Stored records

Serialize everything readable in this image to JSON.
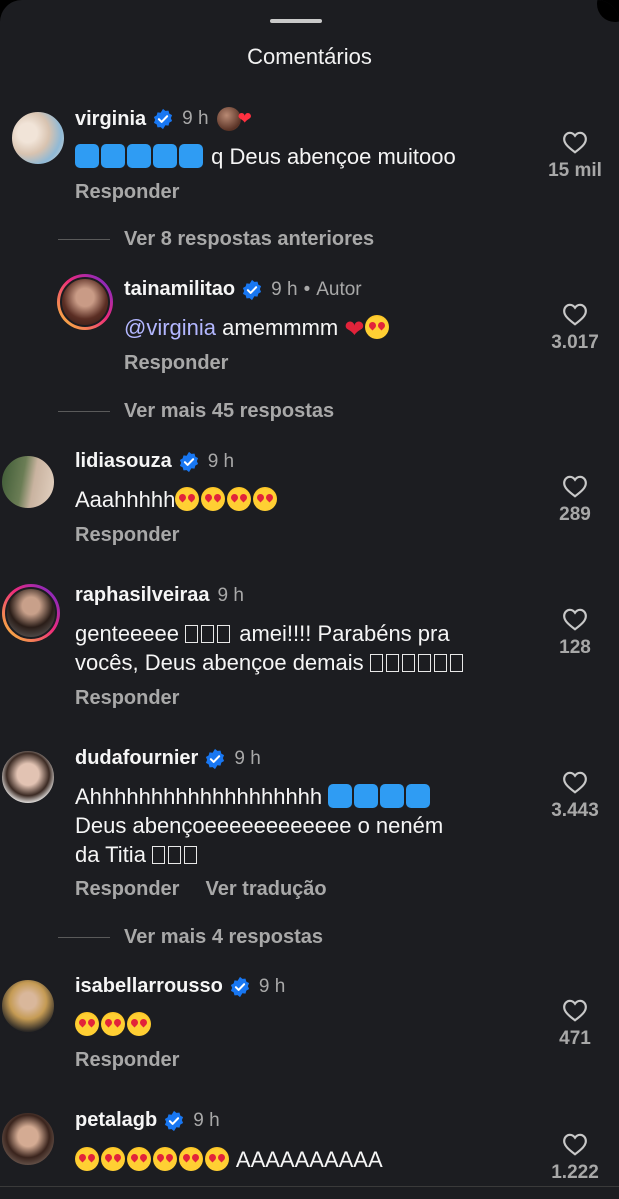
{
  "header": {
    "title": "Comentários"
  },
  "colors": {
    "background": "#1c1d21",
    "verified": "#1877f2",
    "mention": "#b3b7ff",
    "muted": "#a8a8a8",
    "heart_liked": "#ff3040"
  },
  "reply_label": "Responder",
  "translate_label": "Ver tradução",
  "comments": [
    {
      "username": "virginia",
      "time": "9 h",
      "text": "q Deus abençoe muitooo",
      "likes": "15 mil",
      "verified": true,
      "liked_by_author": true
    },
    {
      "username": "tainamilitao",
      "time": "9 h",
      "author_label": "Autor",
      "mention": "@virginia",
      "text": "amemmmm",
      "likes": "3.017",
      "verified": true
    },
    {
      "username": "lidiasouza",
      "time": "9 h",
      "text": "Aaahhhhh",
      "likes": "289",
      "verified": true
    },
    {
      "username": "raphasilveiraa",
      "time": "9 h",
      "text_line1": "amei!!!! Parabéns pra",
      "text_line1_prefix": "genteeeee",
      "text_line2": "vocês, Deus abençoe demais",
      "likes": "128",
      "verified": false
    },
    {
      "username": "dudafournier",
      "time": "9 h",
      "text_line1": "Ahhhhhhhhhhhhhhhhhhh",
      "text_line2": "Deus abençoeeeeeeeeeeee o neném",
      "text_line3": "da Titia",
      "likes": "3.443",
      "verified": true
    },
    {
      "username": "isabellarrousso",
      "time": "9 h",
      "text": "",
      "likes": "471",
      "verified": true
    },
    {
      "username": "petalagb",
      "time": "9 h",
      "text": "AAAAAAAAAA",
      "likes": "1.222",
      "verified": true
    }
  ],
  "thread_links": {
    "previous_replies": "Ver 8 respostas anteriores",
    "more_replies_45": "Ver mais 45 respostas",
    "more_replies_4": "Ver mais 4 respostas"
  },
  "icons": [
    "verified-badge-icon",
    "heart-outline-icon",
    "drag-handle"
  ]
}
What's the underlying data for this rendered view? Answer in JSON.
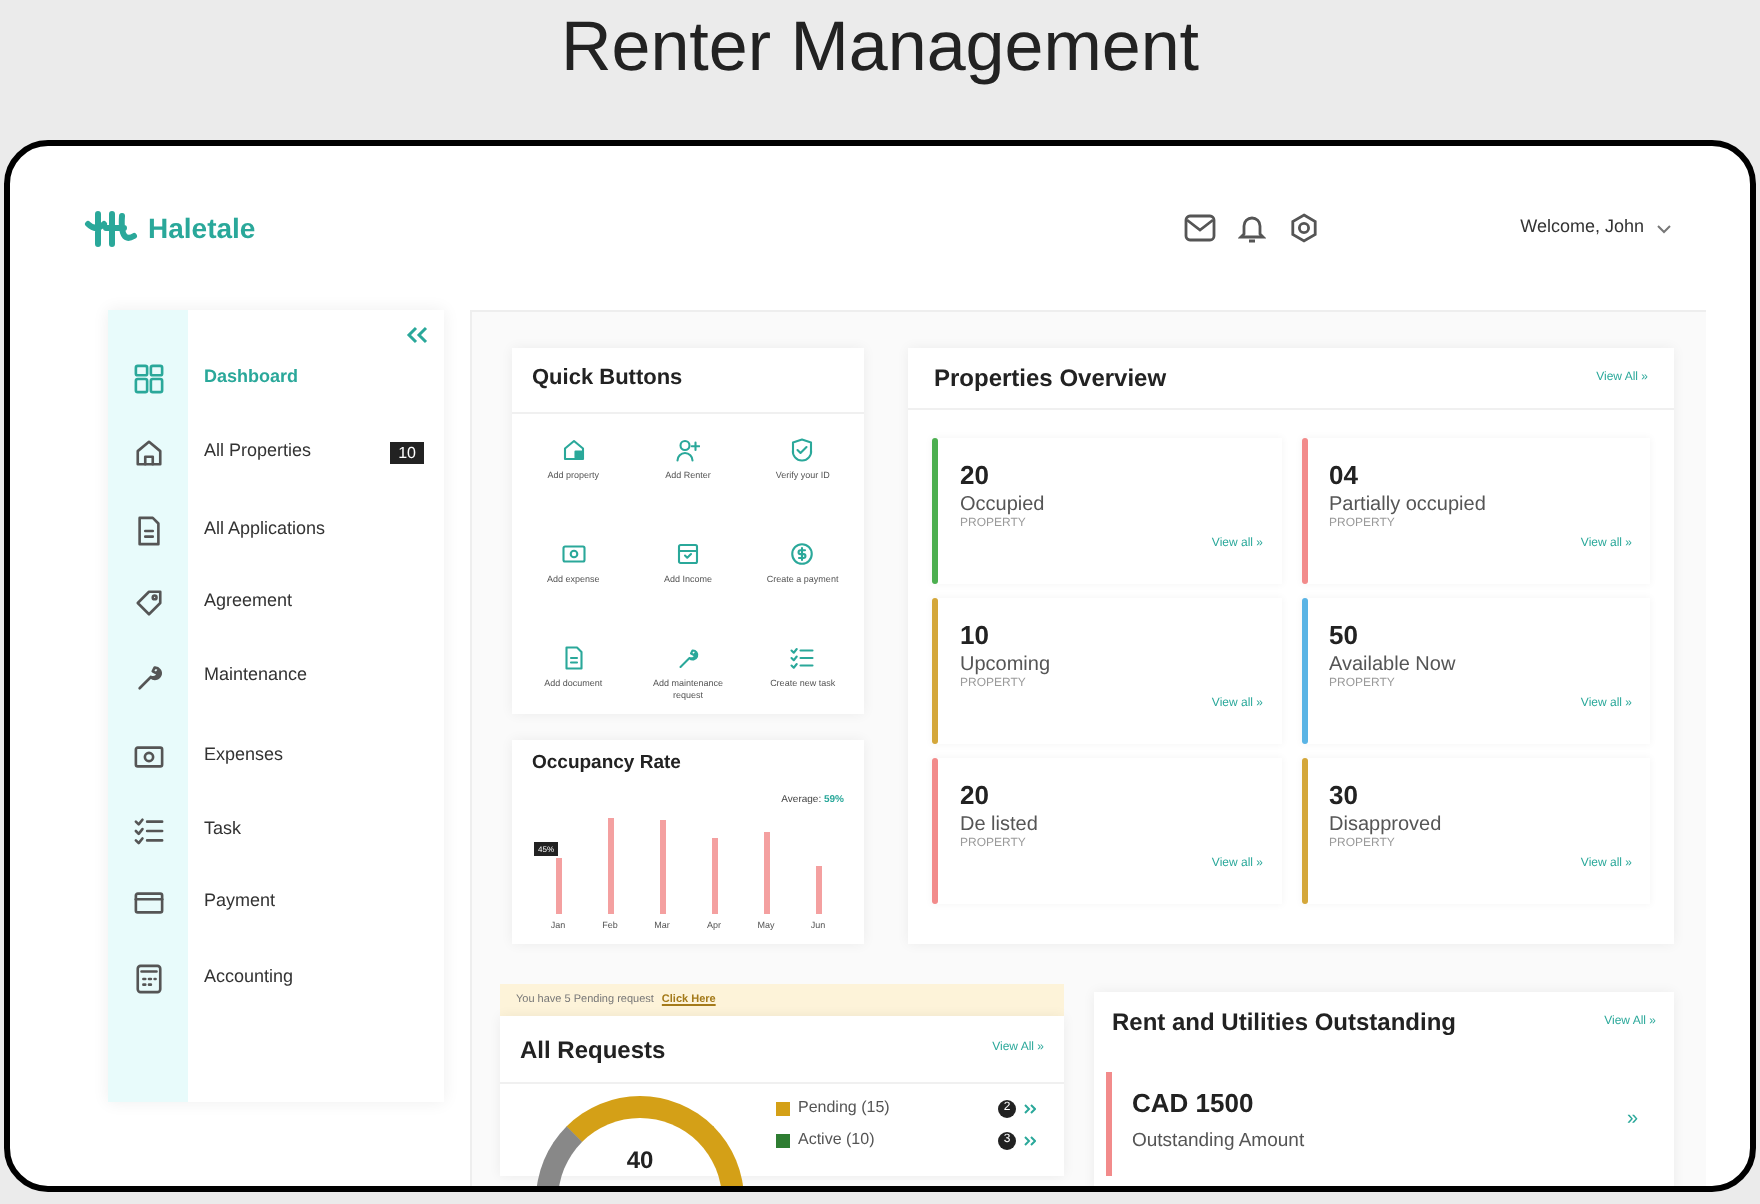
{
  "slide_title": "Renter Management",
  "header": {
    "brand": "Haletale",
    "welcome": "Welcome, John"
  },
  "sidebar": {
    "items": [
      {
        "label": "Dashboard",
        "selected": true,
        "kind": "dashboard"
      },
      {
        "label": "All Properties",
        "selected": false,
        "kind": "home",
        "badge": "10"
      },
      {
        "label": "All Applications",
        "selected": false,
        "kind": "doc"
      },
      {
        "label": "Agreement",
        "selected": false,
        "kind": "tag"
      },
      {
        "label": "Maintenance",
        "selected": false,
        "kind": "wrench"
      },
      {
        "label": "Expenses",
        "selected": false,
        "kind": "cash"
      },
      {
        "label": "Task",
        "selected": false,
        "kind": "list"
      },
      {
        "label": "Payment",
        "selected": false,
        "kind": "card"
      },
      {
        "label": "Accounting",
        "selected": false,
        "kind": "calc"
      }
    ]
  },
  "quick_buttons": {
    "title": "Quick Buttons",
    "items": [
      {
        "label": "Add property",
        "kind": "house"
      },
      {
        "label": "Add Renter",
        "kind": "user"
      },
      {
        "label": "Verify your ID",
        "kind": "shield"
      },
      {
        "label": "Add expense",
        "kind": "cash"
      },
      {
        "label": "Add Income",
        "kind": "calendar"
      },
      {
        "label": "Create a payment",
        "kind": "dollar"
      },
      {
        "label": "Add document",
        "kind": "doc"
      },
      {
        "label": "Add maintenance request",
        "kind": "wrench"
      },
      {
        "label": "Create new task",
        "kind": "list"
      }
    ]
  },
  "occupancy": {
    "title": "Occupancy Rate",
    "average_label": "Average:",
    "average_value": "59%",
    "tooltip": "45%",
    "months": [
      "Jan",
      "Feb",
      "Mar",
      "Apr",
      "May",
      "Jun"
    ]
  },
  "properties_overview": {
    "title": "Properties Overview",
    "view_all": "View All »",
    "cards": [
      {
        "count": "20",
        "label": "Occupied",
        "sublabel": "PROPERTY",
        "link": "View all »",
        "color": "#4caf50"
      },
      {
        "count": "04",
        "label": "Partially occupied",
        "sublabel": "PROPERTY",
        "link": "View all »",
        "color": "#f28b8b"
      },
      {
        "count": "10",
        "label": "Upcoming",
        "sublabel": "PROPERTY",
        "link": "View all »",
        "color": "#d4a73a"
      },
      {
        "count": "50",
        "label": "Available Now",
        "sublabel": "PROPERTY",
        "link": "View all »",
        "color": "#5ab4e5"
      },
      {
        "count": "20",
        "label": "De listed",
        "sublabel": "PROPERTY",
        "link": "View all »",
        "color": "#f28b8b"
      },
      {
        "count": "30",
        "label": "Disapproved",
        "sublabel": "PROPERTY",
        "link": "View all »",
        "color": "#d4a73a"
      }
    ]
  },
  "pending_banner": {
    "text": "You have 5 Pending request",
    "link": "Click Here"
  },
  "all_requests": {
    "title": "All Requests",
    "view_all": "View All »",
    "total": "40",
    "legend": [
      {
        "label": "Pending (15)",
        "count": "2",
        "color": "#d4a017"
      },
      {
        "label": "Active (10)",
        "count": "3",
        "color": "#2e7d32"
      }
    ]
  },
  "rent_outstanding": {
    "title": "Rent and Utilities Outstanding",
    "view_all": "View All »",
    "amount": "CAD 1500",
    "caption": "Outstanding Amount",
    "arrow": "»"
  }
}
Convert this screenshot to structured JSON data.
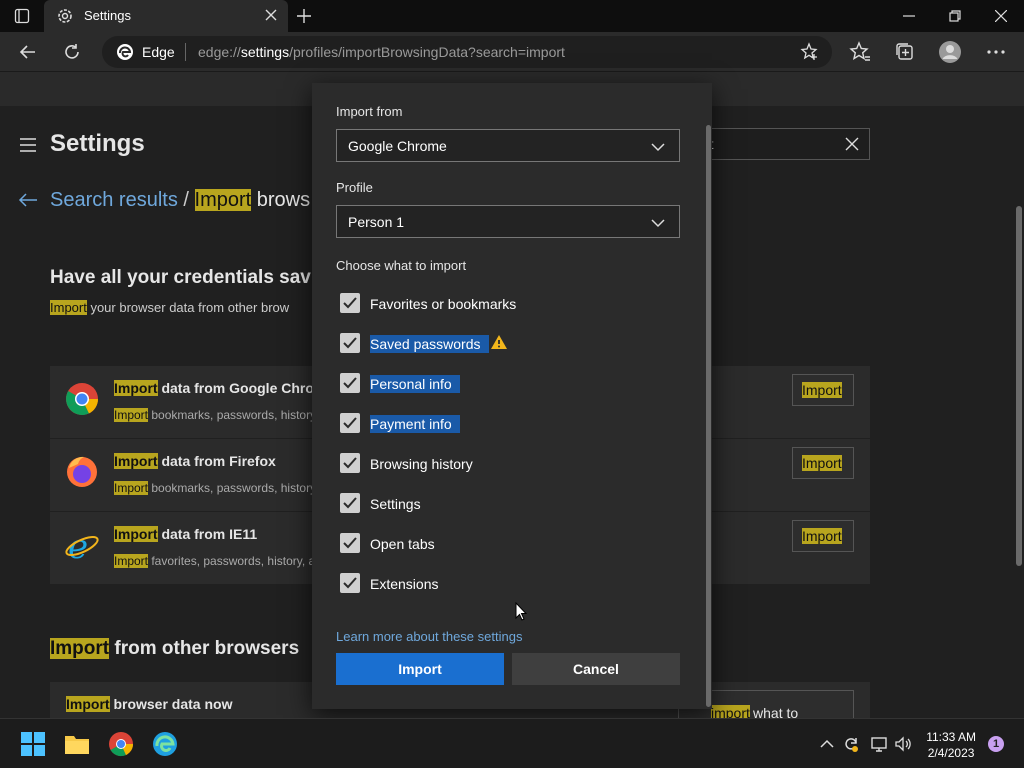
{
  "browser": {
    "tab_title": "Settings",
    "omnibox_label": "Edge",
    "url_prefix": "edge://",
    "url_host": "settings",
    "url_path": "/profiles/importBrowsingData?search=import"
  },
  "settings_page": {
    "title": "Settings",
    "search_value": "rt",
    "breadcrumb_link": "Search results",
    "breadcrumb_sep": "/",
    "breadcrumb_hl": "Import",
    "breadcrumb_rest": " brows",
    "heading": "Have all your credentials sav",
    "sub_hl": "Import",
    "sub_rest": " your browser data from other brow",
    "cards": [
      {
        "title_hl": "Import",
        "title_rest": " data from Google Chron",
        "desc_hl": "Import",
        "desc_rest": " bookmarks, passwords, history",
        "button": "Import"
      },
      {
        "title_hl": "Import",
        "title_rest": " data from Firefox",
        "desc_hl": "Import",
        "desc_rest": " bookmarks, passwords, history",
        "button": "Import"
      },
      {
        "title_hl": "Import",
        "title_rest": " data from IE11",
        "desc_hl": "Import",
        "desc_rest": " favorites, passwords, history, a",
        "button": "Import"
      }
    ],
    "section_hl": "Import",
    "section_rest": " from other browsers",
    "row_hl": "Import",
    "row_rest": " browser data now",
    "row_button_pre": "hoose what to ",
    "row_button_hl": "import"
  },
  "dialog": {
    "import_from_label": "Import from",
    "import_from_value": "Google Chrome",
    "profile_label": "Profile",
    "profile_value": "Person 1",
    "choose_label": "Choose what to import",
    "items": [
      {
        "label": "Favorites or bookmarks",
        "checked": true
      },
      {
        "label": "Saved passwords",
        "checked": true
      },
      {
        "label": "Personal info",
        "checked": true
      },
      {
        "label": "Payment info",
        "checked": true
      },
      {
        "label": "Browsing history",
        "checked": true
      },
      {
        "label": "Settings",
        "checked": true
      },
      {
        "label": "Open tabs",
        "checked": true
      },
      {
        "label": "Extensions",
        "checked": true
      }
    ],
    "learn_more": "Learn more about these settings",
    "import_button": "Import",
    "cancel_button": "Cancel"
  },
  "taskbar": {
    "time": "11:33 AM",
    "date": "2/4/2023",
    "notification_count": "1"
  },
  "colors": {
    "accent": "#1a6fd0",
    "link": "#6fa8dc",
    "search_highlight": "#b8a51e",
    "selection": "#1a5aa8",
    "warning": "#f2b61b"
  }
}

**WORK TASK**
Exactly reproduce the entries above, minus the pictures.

**EXPECTED ANSWER**
Serialize everything readable in this image to JSON.
{
  "header": {
    "title": "Comentários"
  },
  "colors": {
    "background": "#1c1d21",
    "verified": "#1877f2",
    "mention": "#b3b7ff",
    "muted": "#a8a8a8",
    "heart_liked": "#ff3040"
  },
  "reply_label": "Responder",
  "translate_label": "Ver tradução",
  "comments": [
    {
      "username": "virginia",
      "time": "9 h",
      "text": "q Deus abençoe muitooo",
      "likes": "15 mil",
      "verified": true,
      "liked_by_author": true
    },
    {
      "username": "tainamilitao",
      "time": "9 h",
      "author_label": "Autor",
      "mention": "@virginia",
      "text": "amemmmm",
      "likes": "3.017",
      "verified": true
    },
    {
      "username": "lidiasouza",
      "time": "9 h",
      "text": "Aaahhhhh",
      "likes": "289",
      "verified": true
    },
    {
      "username": "raphasilveiraa",
      "time": "9 h",
      "text_line1": "amei!!!! Parabéns pra",
      "text_line1_prefix": "genteeeee",
      "text_line2": "vocês, Deus abençoe demais",
      "likes": "128",
      "verified": false
    },
    {
      "username": "dudafournier",
      "time": "9 h",
      "text_line1": "Ahhhhhhhhhhhhhhhhhhh",
      "text_line2": "Deus abençoeeeeeeeeeeee o neném",
      "text_line3": "da Titia",
      "likes": "3.443",
      "verified": true
    },
    {
      "username": "isabellarrousso",
      "time": "9 h",
      "text": "",
      "likes": "471",
      "verified": true
    },
    {
      "username": "petalagb",
      "time": "9 h",
      "text": "AAAAAAAAAA",
      "likes": "1.222",
      "verified": true
    }
  ],
  "thread_links": {
    "previous_replies": "Ver 8 respostas anteriores",
    "more_replies_45": "Ver mais 45 respostas",
    "more_replies_4": "Ver mais 4 respostas"
  },
  "icons": [
    "verified-badge-icon",
    "heart-outline-icon",
    "drag-handle"
  ]
}
What's the underlying data for this rendered view? Answer in JSON.
{
  "slide_title": "Renter Management",
  "header": {
    "brand": "Haletale",
    "welcome": "Welcome, John"
  },
  "sidebar": {
    "items": [
      {
        "label": "Dashboard",
        "selected": true,
        "kind": "dashboard"
      },
      {
        "label": "All Properties",
        "selected": false,
        "kind": "home",
        "badge": "10"
      },
      {
        "label": "All Applications",
        "selected": false,
        "kind": "doc"
      },
      {
        "label": "Agreement",
        "selected": false,
        "kind": "tag"
      },
      {
        "label": "Maintenance",
        "selected": false,
        "kind": "wrench"
      },
      {
        "label": "Expenses",
        "selected": false,
        "kind": "cash"
      },
      {
        "label": "Task",
        "selected": false,
        "kind": "list"
      },
      {
        "label": "Payment",
        "selected": false,
        "kind": "card"
      },
      {
        "label": "Accounting",
        "selected": false,
        "kind": "calc"
      }
    ]
  },
  "quick_buttons": {
    "title": "Quick Buttons",
    "items": [
      {
        "label": "Add property",
        "kind": "house"
      },
      {
        "label": "Add Renter",
        "kind": "user"
      },
      {
        "label": "Verify your ID",
        "kind": "shield"
      },
      {
        "label": "Add expense",
        "kind": "cash"
      },
      {
        "label": "Add Income",
        "kind": "calendar"
      },
      {
        "label": "Create a payment",
        "kind": "dollar"
      },
      {
        "label": "Add document",
        "kind": "doc"
      },
      {
        "label": "Add maintenance request",
        "kind": "wrench"
      },
      {
        "label": "Create new task",
        "kind": "list"
      }
    ]
  },
  "occupancy": {
    "title": "Occupancy Rate",
    "average_label": "Average:",
    "average_value": "59%",
    "tooltip": "45%",
    "months": [
      "Jan",
      "Feb",
      "Mar",
      "Apr",
      "May",
      "Jun"
    ]
  },
  "properties_overview": {
    "title": "Properties Overview",
    "view_all": "View All »",
    "cards": [
      {
        "count": "20",
        "label": "Occupied",
        "sublabel": "PROPERTY",
        "link": "View all »",
        "color": "#4caf50"
      },
      {
        "count": "04",
        "label": "Partially occupied",
        "sublabel": "PROPERTY",
        "link": "View all »",
        "color": "#f28b8b"
      },
      {
        "count": "10",
        "label": "Upcoming",
        "sublabel": "PROPERTY",
        "link": "View all »",
        "color": "#d4a73a"
      },
      {
        "count": "50",
        "label": "Available Now",
        "sublabel": "PROPERTY",
        "link": "View all »",
        "color": "#5ab4e5"
      },
      {
        "count": "20",
        "label": "De listed",
        "sublabel": "PROPERTY",
        "link": "View all »",
        "color": "#f28b8b"
      },
      {
        "count": "30",
        "label": "Disapproved",
        "sublabel": "PROPERTY",
        "link": "View all »",
        "color": "#d4a73a"
      }
    ]
  },
  "pending_banner": {
    "text": "You have 5 Pending request",
    "link": "Click Here"
  },
  "all_requests": {
    "title": "All Requests",
    "view_all": "View All »",
    "total": "40",
    "legend": [
      {
        "label": "Pending (15)",
        "count": "2",
        "color": "#d4a017"
      },
      {
        "label": "Active (10)",
        "count": "3",
        "color": "#2e7d32"
      }
    ]
  },
  "rent_outstanding": {
    "title": "Rent and Utilities Outstanding",
    "view_all": "View All »",
    "amount": "CAD 1500",
    "caption": "Outstanding Amount",
    "arrow": "»"
  }
}
Convert this screenshot to structured JSON data.
{
  "browser": {
    "tab_title": "Settings",
    "omnibox_label": "Edge",
    "url_prefix": "edge://",
    "url_host": "settings",
    "url_path": "/profiles/importBrowsingData?search=import"
  },
  "settings_page": {
    "title": "Settings",
    "search_value": "rt",
    "breadcrumb_link": "Search results",
    "breadcrumb_sep": "/",
    "breadcrumb_hl": "Import",
    "breadcrumb_rest": " brows",
    "heading": "Have all your credentials sav",
    "sub_hl": "Import",
    "sub_rest": " your browser data from other brow",
    "cards": [
      {
        "title_hl": "Import",
        "title_rest": " data from Google Chron",
        "desc_hl": "Import",
        "desc_rest": " bookmarks, passwords, history",
        "button": "Import"
      },
      {
        "title_hl": "Import",
        "title_rest": " data from Firefox",
        "desc_hl": "Import",
        "desc_rest": " bookmarks, passwords, history",
        "button": "Import"
      },
      {
        "title_hl": "Import",
        "title_rest": " data from IE11",
        "desc_hl": "Import",
        "desc_rest": " favorites, passwords, history, a",
        "button": "Import"
      }
    ],
    "section_hl": "Import",
    "section_rest": " from other browsers",
    "row_hl": "Import",
    "row_rest": " browser data now",
    "row_button_pre": "hoose what to ",
    "row_button_hl": "import"
  },
  "dialog": {
    "import_from_label": "Import from",
    "import_from_value": "Google Chrome",
    "profile_label": "Profile",
    "profile_value": "Person 1",
    "choose_label": "Choose what to import",
    "items": [
      {
        "label": "Favorites or bookmarks",
        "checked": true
      },
      {
        "label": "Saved passwords",
        "checked": true
      },
      {
        "label": "Personal info",
        "checked": true
      },
      {
        "label": "Payment info",
        "checked": true
      },
      {
        "label": "Browsing history",
        "checked": true
      },
      {
        "label": "Settings",
        "checked": true
      },
      {
        "label": "Open tabs",
        "checked": true
      },
      {
        "label": "Extensions",
        "checked": true
      }
    ],
    "learn_more": "Learn more about these settings",
    "import_button": "Import",
    "cancel_button": "Cancel"
  },
  "taskbar": {
    "time": "11:33 AM",
    "date": "2/4/2023",
    "notification_count": "1"
  },
  "colors": {
    "accent": "#1a6fd0",
    "link": "#6fa8dc",
    "search_highlight": "#b8a51e",
    "selection": "#1a5aa8",
    "warning": "#f2b61b"
  }
}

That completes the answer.